By Gustavo Arellano
By R. Scott Moxley
By Alfonso Delgado
By Courtney Hamilton
By Joel Beers
By Peter Maguire
By Charles Lam
By Charles Lam
"Just to know who Jesus is and who he hung out with—it was the people who go to our church; they're my closest friends," she says, flicking away tears. "They're just real, and I like that."
* * *
For as long as he can remember, Furey says, he would always start every new year at His Place with a theme. The idea sounds corny until you see how many of them include battle metaphors. Last year, the theme was "Take New Territory." The result? On Feb. 16, they're opening a second His Place at its former Huntington Beach location. Its primary objective is to be a church that focuses on broken and blended families. Sure, it could've spent more money on a better sound system or flashier amenities, but that was never what brought people to His Place to begin with.
"I think some churches, if I were to complain about them, like to build up instead of out," Furey says.
The motto for this year is "Destroy the Works of the Enemy." For that job, Furey has embarked on a new project, Gabe's Homes. To be run by longtime ministry leaders Ross and Jamie Martinez, they'll be focused, short-term sober-living condos near the church that will not only give people a place to stay, but also provide classes on finance, job hunting and tithing, as well as help them to get clean of their addictions.
A couple of weeks ago, led by Sons of Thunder, a rough-and-tumble ministry working adjacent with His Place, dozens of men gathered for an AA meeting that was also a celebration. A few members were presented with sobriety chips; they'd been dry anywhere from 1 to 15 years. Slices of store-bought chocolate cake were passed around. Furey sat in the back with Jones.
The crowd was just as mixed as it is on Sunday—suit-wearing professionals, grizzly blue-collar men and teenage youngsters looking as bored as ever. One guy who was asked to share his testimony wasn't really in the mood to speak. He said he'd just pissed away 27 months of sobriety by going on a binge three weeks ago. He sat cross-legged in his chair, his right foot jittering as he stared at the ground.
"Right now, I'm so angry at myself that it's almost tough to say I wanna do the right thing, or that I want it all to be okay," he says. "Why would you wanna be nice to a guy that you hate?
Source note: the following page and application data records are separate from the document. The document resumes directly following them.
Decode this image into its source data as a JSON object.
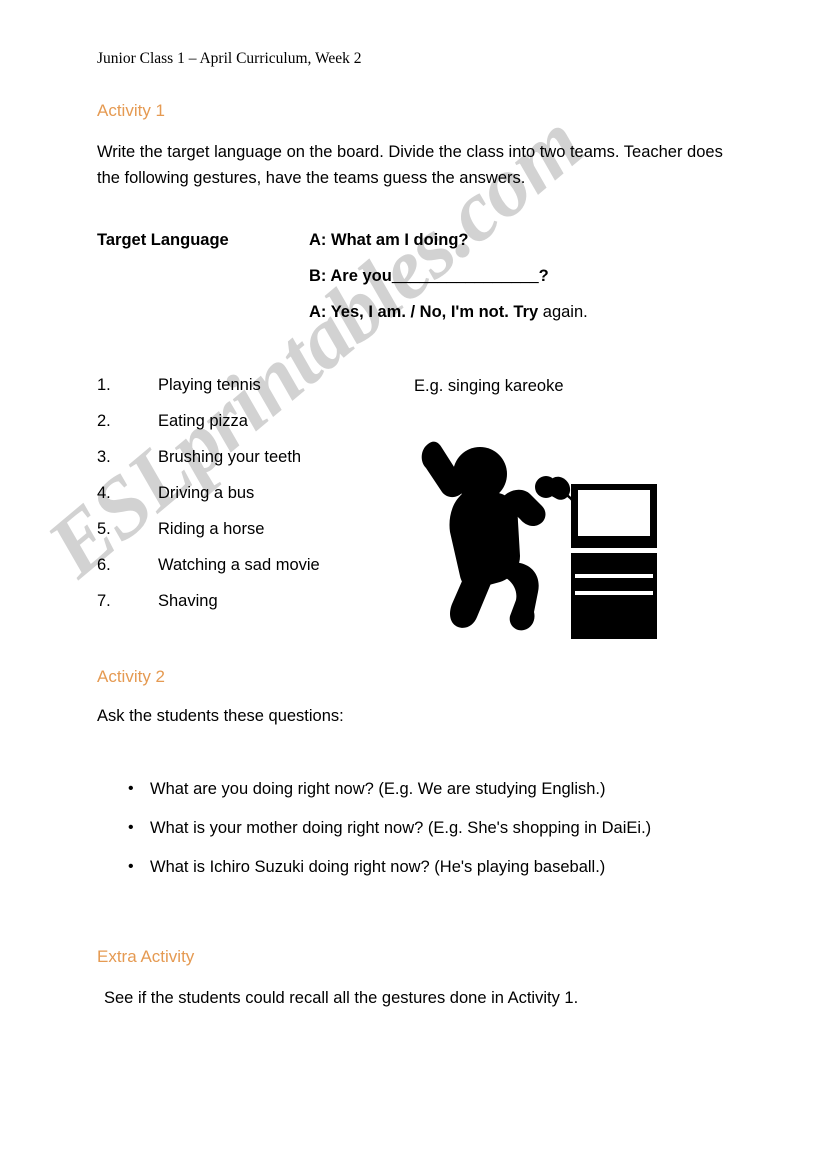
{
  "document": {
    "header": "Junior Class 1 – April Curriculum, Week 2",
    "watermark": "ESLprintables.com",
    "watermark_color": "#d2d2d2",
    "heading_color": "#e59a52",
    "body_color": "#000000",
    "background_color": "#ffffff"
  },
  "activity1": {
    "heading": "Activity 1",
    "intro": "Write the target language on the board. Divide the class into two teams. Teacher does the following gestures, have the teams guess the answers.",
    "target_language": {
      "label": "Target Language",
      "line1": "A: What am I doing?",
      "line2_prefix": "B: Are you",
      "line2_blank": "________________",
      "line2_suffix": "?",
      "line3_bold": "A: Yes, I am. / No, I'm not. Try",
      "line3_normal": " again."
    },
    "gestures": [
      {
        "number": "1.",
        "label": "Playing tennis"
      },
      {
        "number": "2.",
        "label": "Eating pizza"
      },
      {
        "number": "3.",
        "label": "Brushing your teeth"
      },
      {
        "number": "4.",
        "label": "Driving a bus"
      },
      {
        "number": "5.",
        "label": "Riding a horse"
      },
      {
        "number": "6.",
        "label": "Watching a sad movie"
      },
      {
        "number": "7.",
        "label": "Shaving"
      }
    ],
    "example_caption": "E.g. singing kareoke",
    "illustration_name": "karaoke-singer-silhouette"
  },
  "activity2": {
    "heading": "Activity 2",
    "intro": "Ask the students these questions:",
    "bullet_glyph": "•",
    "questions": [
      "What are you doing right now? (E.g. We are studying English.)",
      "What is your mother doing right now? (E.g. She's shopping in DaiEi.)",
      "What is Ichiro Suzuki doing right now? (He's playing baseball.)"
    ]
  },
  "extra_activity": {
    "heading": "Extra Activity",
    "text": "See if the students could recall all the gestures done in Activity 1."
  }
}
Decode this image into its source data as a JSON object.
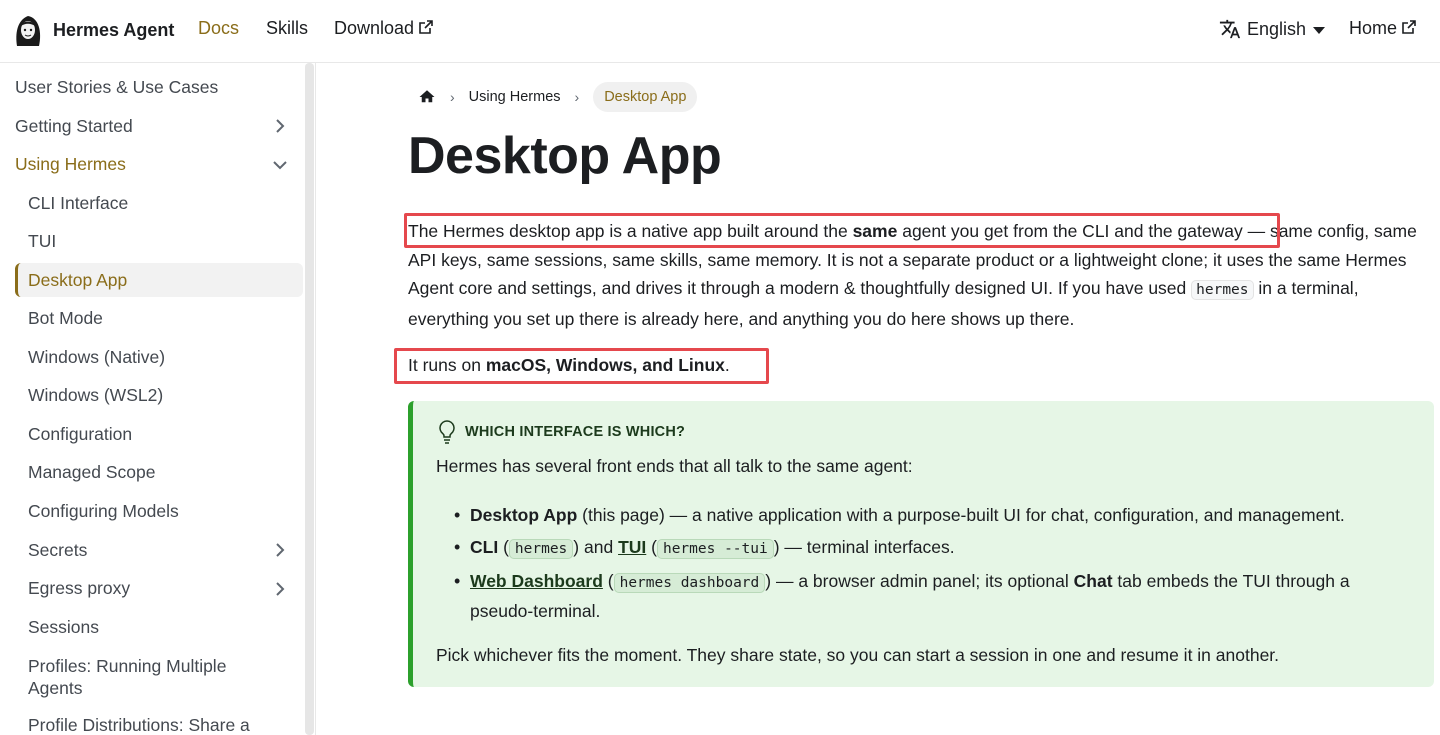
{
  "navbar": {
    "brand": "Hermes Agent",
    "links": {
      "docs": "Docs",
      "skills": "Skills",
      "download": "Download",
      "home": "Home"
    },
    "language": "English"
  },
  "sidebar": {
    "items": [
      "User Stories & Use Cases",
      "Getting Started",
      "Using Hermes",
      "CLI Interface",
      "TUI",
      "Desktop App",
      "Bot Mode",
      "Windows (Native)",
      "Windows (WSL2)",
      "Configuration",
      "Managed Scope",
      "Configuring Models",
      "Secrets",
      "Egress proxy",
      "Sessions",
      "Profiles: Running Multiple Agents",
      "Profile Distributions: Share a"
    ],
    "active_item": "Desktop App"
  },
  "breadcrumb": {
    "section": "Using Hermes",
    "current": "Desktop App"
  },
  "page": {
    "title": "Desktop App",
    "p1": {
      "a": "The Hermes desktop app is a native app built around the ",
      "b": "same",
      "c": " agent you get from the CLI and the gateway",
      "d": " — same config, same API keys, same sessions, same skills, same memory. It is not a separate product or a lightweight clone; it uses the same Hermes Agent core and settings, and drives it through a modern & thoughtfully designed UI. If you have used ",
      "code": "hermes",
      "e": " in a terminal, everything you set up there is already here, and anything you do here shows up there."
    },
    "p2": {
      "a": "It runs on ",
      "b": "macOS, Windows, and Linux",
      "c": "."
    }
  },
  "admonition": {
    "title": "WHICH INTERFACE IS WHICH?",
    "intro": "Hermes has several front ends that all talk to the same agent:",
    "li1": {
      "name": "Desktop App",
      "text": " (this page) — a native application with a purpose-built UI for chat, configuration, and management."
    },
    "li2": {
      "name": "CLI",
      "code1": "hermes",
      "and": " and ",
      "link": "TUI",
      "code2": "hermes --tui",
      "text": " — terminal interfaces."
    },
    "li3": {
      "link": "Web Dashboard",
      "code": "hermes dashboard",
      "text1": " — a browser admin panel; its optional ",
      "bold": "Chat",
      "text2": " tab embeds the TUI through a pseudo-terminal."
    },
    "outro": "Pick whichever fits the moment. They share state, so you can start a session in one and resume it in another."
  }
}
That's how I feel about myself."
When he finished, Jones piped up from the other side of the room. He also knew the pain and self-loathing of backsliding into addiction. But he shared what Furey had taught him about why none of that matters when you're still in a fight for your life and looking for help. "Just because you relapse, dude, doesn't mean that all that you picked up for 27 months is out the window. All we have is today—that's it. There's a few guys in here that have put a few todays together. . . . It's been a hard year, but I haven't had a drink over it, and I'm grateful for that. God's a good guy, but he's not a magic wand."
As Jones said that, Furey smiled, cracking a side glance at someone he'd help to save who was now trying to talk sense into another lost soul. It's a cycle he prays for continuously, one he talked about a few days later on Sunday while facing his congregation of the damaged, the recovering and the faithful. The message of the sermon was on the power of mind control, the battle between new ways of thinking versus old beliefs. It's a theme you could find in any number of songs from the Dead Kennedys or Fugazi, only its power is being drawn from the pulpit instead of the mosh pit. Thanks to Furey and a spiritual place to call home, Christ's wounded warriors are coming one step closer to winning the battle for their souls. Of course, no sermon is complete without a few wisecracks to lighten the mood—and a request for five more minutes to finish his final thought.
"I can look around this room, and I know many, many of you . . . the first time I met you, you were high or drunk. . . . Well, you came to the right place," he says as he scans the room to a roar of laughter. Furey tilts his head down, smiling, and joins in, laughing with them, not at them. It's not as though he has ever been in a position to do otherwise.
"Usually, the clergy are really close to God, and they don't sin like everybody else, and the laity is different," Furey says. "No, we're all in the same boat. I sit in a different position, but I'm in the boat."